Excerpts from a dataset
········
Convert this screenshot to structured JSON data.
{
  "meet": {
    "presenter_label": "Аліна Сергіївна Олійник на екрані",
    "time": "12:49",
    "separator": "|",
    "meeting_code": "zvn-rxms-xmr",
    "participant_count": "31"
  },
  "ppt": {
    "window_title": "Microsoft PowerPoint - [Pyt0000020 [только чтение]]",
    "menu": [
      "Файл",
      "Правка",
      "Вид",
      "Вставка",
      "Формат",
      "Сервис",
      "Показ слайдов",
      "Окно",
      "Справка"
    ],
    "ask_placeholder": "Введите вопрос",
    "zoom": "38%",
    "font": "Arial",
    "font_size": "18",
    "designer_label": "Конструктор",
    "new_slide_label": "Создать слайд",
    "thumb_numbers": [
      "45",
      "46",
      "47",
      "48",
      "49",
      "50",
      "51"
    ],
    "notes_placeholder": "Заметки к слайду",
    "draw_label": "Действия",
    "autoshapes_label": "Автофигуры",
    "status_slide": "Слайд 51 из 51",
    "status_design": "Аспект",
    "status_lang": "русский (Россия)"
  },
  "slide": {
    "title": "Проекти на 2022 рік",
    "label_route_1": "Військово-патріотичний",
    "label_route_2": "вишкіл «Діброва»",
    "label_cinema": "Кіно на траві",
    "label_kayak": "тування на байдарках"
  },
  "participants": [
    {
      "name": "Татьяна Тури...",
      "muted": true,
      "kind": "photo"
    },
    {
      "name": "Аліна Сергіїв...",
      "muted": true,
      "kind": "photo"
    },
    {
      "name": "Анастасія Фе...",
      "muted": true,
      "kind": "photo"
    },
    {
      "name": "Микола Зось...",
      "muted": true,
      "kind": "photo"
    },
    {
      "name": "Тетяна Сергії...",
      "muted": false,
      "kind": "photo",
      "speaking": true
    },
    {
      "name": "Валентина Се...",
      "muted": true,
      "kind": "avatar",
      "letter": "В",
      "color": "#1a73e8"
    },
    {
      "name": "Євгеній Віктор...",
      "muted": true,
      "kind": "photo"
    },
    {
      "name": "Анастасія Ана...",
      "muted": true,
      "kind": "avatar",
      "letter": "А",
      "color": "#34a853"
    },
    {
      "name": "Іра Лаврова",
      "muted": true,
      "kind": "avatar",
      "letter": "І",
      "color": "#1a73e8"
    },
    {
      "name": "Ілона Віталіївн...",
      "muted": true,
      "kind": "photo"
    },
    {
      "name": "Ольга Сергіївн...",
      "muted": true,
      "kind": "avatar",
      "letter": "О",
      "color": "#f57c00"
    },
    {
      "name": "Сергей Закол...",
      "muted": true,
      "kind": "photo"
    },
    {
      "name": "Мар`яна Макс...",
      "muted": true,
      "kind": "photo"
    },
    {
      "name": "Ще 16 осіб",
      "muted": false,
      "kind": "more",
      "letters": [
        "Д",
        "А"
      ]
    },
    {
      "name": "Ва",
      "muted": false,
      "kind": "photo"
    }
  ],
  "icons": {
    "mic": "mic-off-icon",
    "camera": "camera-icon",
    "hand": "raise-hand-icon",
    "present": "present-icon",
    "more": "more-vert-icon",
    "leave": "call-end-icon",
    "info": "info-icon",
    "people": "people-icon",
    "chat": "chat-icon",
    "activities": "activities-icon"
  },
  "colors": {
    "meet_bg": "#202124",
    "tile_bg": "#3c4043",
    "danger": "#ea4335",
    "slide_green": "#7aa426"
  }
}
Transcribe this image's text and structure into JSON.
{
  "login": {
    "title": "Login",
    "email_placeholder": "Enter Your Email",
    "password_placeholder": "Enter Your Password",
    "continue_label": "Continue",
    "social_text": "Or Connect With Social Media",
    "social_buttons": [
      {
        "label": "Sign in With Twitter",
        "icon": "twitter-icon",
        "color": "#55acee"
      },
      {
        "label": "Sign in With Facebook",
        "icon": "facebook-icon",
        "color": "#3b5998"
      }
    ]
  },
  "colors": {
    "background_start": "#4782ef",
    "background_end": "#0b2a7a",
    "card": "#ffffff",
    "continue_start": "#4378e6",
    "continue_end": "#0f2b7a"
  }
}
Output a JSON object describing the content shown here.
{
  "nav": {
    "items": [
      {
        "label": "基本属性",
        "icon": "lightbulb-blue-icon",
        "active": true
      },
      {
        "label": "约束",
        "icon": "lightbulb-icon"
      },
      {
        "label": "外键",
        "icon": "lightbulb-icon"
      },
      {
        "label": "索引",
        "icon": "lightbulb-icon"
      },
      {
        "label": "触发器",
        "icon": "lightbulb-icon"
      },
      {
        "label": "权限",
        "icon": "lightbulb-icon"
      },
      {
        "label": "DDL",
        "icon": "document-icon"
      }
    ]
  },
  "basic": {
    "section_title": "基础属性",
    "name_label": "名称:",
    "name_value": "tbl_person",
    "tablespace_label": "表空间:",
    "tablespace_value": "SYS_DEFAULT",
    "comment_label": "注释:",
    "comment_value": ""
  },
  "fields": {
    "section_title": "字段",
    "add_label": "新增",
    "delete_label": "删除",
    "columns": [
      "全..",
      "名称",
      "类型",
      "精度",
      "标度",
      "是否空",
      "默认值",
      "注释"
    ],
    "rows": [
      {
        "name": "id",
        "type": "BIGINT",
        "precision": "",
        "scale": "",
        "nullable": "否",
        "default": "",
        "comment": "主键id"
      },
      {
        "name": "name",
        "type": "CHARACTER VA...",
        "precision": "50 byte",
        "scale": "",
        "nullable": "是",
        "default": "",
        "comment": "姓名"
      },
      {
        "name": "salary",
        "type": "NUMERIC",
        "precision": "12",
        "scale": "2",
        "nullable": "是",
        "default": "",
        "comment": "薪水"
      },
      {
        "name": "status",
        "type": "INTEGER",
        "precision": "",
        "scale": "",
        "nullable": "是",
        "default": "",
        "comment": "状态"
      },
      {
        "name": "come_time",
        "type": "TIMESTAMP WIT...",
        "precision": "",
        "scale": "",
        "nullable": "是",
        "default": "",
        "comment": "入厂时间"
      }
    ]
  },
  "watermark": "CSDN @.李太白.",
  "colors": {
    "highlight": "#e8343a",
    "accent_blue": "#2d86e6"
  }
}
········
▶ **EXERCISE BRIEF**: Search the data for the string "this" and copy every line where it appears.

▶ **RESPONSE AREA**:
Convert this screenshot to structured JSON data.
Transcribe this image's text and structure into JSON.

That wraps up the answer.